While there are many theories as to the origin of the Australian Shepherd, the breed as we know it today developed exclusively in the United States. The Australian Shepherd was given its name because of their association with the Basque sheepherders who came to the United States from Australia in the 1800’s.
The Aussie rose rapidly in popularity with the boom of western riding after World War II, becoming known to the general public via rodeos, horse shows, movies and television.
Their inherent versatility and trainability made them useful on American farms and ranches. The American stockmen continued the development of the breed, maintaining the versatility, keen intelligence, strong herding instinct and eye-catching appearance.
The Australian Shepherd is an intelligent working dog of strong herding and guarding instincts. He is a loyal companion and has the stamina to work all day. He is well balanced, slightly longer than tall, of medium size and bone, with coloring that offers variety and individuality.

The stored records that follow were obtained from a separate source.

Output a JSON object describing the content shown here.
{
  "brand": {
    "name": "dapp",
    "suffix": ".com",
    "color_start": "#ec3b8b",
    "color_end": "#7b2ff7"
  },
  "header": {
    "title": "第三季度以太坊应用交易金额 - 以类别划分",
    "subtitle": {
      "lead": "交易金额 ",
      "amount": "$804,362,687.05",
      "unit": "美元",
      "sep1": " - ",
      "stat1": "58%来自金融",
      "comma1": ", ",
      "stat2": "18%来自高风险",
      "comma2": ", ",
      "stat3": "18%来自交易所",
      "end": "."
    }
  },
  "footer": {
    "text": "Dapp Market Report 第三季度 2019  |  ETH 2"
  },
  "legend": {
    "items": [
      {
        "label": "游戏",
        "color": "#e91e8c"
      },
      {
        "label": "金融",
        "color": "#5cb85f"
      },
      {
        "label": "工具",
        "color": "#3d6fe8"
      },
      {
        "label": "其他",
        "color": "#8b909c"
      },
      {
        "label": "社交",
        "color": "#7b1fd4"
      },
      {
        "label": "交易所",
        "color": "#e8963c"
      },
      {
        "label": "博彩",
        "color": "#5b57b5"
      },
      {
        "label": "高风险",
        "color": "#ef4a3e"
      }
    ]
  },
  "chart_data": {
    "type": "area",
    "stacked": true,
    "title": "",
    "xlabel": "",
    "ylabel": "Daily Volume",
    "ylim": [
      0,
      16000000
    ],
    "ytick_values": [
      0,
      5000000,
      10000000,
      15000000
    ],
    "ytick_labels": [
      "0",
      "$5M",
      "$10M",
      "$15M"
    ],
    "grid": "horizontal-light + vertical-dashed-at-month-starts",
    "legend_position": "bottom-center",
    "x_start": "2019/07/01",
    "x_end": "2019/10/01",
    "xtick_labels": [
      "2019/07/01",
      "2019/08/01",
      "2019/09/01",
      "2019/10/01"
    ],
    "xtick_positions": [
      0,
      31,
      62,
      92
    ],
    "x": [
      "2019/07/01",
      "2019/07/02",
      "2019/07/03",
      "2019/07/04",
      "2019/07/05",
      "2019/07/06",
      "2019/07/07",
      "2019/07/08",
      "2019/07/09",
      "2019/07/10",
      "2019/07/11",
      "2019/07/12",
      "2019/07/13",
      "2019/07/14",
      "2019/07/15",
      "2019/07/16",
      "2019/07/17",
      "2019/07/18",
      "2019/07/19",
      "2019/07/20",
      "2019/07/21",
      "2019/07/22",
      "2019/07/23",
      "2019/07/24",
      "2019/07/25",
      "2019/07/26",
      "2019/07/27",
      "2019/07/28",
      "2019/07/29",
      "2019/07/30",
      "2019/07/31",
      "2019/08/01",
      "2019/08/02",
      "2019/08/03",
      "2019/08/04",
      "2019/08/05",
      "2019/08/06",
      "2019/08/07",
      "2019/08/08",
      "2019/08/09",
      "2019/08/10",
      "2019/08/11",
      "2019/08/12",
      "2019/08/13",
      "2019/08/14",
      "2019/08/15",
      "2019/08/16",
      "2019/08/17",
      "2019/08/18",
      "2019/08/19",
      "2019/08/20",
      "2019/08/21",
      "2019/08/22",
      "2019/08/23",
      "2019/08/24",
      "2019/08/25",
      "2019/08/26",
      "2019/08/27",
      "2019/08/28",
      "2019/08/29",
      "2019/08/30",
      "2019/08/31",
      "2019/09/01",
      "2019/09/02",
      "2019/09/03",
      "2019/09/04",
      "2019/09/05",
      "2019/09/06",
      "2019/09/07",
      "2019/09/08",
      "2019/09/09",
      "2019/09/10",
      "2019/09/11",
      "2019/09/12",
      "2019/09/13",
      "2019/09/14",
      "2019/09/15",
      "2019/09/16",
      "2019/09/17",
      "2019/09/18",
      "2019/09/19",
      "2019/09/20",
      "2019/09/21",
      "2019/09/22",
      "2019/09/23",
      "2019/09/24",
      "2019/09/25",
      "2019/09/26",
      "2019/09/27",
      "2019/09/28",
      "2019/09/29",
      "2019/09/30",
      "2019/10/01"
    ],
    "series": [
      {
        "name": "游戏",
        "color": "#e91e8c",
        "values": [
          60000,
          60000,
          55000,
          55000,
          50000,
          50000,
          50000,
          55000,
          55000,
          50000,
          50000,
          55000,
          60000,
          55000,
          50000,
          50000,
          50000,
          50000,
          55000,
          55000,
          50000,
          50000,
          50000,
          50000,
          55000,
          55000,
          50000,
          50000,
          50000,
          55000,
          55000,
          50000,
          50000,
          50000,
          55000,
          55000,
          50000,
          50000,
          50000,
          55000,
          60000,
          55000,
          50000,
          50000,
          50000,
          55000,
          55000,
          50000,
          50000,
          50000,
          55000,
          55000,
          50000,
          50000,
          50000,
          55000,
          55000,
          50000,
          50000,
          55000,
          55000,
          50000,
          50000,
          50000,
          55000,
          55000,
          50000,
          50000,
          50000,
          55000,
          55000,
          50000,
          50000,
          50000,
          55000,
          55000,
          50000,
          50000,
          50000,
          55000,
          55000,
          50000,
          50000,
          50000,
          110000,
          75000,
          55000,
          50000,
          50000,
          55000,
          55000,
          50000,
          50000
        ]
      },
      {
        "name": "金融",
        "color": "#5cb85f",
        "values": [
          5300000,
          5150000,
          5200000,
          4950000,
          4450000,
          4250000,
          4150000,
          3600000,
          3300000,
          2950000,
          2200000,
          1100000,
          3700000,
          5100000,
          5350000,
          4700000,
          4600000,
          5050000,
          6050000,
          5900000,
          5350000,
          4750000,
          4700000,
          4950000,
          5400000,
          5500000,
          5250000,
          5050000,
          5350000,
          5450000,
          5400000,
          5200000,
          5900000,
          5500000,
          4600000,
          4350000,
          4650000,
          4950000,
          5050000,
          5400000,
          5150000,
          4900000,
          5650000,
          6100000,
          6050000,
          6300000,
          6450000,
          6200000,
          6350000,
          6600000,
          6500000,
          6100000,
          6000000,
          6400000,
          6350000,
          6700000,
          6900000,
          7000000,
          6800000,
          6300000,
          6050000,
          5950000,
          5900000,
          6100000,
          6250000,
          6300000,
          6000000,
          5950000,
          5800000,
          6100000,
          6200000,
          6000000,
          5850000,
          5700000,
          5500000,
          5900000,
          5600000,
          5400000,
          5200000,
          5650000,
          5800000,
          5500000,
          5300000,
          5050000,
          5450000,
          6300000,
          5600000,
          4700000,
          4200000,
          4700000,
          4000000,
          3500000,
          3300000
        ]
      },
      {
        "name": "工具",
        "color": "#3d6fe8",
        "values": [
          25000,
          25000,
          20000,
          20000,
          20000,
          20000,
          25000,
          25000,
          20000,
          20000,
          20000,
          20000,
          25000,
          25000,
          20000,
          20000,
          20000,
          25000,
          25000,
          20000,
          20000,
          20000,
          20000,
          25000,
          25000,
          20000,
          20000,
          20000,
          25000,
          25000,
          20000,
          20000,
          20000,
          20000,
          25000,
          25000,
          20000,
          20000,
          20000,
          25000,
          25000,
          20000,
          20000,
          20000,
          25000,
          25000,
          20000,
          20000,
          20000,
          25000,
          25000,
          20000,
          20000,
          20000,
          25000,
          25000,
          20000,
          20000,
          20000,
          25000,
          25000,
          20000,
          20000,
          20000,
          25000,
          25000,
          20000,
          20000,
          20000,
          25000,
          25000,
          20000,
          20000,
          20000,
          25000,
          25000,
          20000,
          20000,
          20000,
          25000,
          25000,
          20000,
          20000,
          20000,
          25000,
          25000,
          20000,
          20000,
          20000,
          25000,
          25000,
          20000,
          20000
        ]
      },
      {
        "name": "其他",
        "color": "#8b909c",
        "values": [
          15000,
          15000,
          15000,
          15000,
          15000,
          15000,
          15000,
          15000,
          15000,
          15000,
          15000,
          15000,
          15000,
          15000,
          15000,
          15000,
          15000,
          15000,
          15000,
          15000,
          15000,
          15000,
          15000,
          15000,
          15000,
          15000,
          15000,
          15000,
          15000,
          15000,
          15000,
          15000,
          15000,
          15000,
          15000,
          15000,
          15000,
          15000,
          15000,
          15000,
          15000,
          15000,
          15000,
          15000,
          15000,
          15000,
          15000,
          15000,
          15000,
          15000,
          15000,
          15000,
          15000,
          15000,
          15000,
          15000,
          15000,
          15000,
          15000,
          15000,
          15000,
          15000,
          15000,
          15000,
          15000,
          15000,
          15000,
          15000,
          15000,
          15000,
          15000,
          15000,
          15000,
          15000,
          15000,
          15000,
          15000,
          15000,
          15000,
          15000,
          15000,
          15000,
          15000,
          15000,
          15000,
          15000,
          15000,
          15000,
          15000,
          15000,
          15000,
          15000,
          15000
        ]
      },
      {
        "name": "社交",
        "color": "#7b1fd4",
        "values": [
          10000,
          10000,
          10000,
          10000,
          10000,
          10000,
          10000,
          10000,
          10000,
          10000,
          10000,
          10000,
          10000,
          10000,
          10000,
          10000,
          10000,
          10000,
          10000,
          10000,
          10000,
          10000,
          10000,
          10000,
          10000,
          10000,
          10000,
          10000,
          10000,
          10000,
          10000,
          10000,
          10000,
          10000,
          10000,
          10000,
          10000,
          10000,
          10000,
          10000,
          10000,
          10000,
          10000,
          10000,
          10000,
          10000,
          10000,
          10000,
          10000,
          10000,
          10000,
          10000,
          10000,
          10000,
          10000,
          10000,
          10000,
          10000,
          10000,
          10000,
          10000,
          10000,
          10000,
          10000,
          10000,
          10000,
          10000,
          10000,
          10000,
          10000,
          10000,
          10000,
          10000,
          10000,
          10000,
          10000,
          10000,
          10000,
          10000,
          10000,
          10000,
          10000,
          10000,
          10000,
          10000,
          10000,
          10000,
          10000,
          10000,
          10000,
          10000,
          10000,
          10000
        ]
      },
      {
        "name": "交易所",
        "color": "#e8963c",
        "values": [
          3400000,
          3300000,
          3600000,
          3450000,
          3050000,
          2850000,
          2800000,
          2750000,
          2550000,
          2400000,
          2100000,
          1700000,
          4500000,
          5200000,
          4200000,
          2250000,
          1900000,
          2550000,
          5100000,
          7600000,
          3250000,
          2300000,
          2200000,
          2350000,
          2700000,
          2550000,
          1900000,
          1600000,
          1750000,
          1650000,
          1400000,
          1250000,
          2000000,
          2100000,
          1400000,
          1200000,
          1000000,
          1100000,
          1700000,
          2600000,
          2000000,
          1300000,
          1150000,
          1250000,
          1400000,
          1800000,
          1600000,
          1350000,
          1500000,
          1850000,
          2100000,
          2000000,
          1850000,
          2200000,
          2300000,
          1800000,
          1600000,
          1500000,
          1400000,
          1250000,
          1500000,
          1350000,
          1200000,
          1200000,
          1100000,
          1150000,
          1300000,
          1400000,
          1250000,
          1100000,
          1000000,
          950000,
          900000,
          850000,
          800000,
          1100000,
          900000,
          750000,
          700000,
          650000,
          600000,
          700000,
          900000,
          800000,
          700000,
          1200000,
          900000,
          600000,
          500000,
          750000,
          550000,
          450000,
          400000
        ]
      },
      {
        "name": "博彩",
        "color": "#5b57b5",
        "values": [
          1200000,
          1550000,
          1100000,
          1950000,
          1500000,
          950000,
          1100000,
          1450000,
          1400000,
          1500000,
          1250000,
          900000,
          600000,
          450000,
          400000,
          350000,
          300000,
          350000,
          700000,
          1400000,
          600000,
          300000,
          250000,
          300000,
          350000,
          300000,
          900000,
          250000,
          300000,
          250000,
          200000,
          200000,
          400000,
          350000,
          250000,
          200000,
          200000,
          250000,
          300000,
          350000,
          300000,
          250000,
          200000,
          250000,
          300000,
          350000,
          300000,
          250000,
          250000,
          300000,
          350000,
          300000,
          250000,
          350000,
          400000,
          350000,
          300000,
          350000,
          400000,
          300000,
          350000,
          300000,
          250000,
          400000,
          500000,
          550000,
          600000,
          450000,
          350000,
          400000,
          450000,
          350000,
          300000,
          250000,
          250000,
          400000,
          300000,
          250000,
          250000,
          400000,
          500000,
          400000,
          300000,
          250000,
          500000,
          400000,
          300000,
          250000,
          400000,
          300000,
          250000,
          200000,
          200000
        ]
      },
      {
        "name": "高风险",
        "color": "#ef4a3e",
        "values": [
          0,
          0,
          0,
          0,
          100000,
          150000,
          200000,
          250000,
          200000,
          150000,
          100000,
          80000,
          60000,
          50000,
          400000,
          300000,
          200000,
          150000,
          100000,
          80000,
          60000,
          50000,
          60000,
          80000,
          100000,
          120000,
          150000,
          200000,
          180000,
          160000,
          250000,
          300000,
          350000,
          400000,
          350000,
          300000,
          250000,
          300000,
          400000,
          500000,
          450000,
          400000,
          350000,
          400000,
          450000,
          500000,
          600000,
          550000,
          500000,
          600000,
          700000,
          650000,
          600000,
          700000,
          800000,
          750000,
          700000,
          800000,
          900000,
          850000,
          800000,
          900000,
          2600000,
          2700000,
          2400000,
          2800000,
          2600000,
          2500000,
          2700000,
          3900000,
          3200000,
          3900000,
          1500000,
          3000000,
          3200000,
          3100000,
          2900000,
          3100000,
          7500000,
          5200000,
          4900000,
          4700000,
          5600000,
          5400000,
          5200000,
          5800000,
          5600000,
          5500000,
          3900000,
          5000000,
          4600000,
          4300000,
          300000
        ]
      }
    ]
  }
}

He is attentive and animated, lithe and agile, solid and muscular without cloddiness. He has a coat of moderate length and coarseness. He has a docked or natural bobbed tail.
The Australian Shepherd are an intelligent, medium-sized dog of strong herding and guardian instincts. They are also delightful and loyal companions and great family dogs. They love to be part of the daily hustle and bustle, and enjoy riding in the vehicle just to be with their beloved master.
As farm dogs, they diligently carry out their responsibilities, be it bringing in the stock or finding the stray one that got tangled in the brush. They are easily trained, easily housebroken, because they are intelligent and eager to please. Aussies have been used as seeing-eye dogs, as utility dogs to the physically handicapped, hearing aid dogs, police and narcotics dogs, and search and rescue dogs.
In the northern areas they have also been used as sled dogs. Many go with their masters as volunteers to children’s homes and nursing homes to do therapy work.
Truly, the Australian Shepherd is a highly versatile dog. “Aussies” (as they are lovingly nicknamed) are very active dogs that need a great deal of exercise on a daily basis to prevent them from becoming bored or frustrated and consequently developing destructive habits. Because of their high energy level, combined with high intelligence, Aussies need to be given a “job” to perform, be it shepherding the children, protecting the house, herding livestock or competing in dog events.
The preferred height for males is 20-23 inches, females 18-21 inches. Quality is not to be sacrificed in favor of size.
Blue merle, black, red merle, red – all with or without white markings and/or tan (copper) points, with no order of preference. The hairline of a white collar does not exceed the point of the withers at the skin. White is acceptable on the neck (either in part or as a full collar), chest, legs, muzzle underparts, blaze on head and white extension from underpart up to four inches, measuring from a horizontal line at the elbow. White on the head should not predominate, and the eyes must be fully surrounded by color and pigment. Merles characteristically become darker with increasing age.
Learn more at the United States Australian Shepherd Association.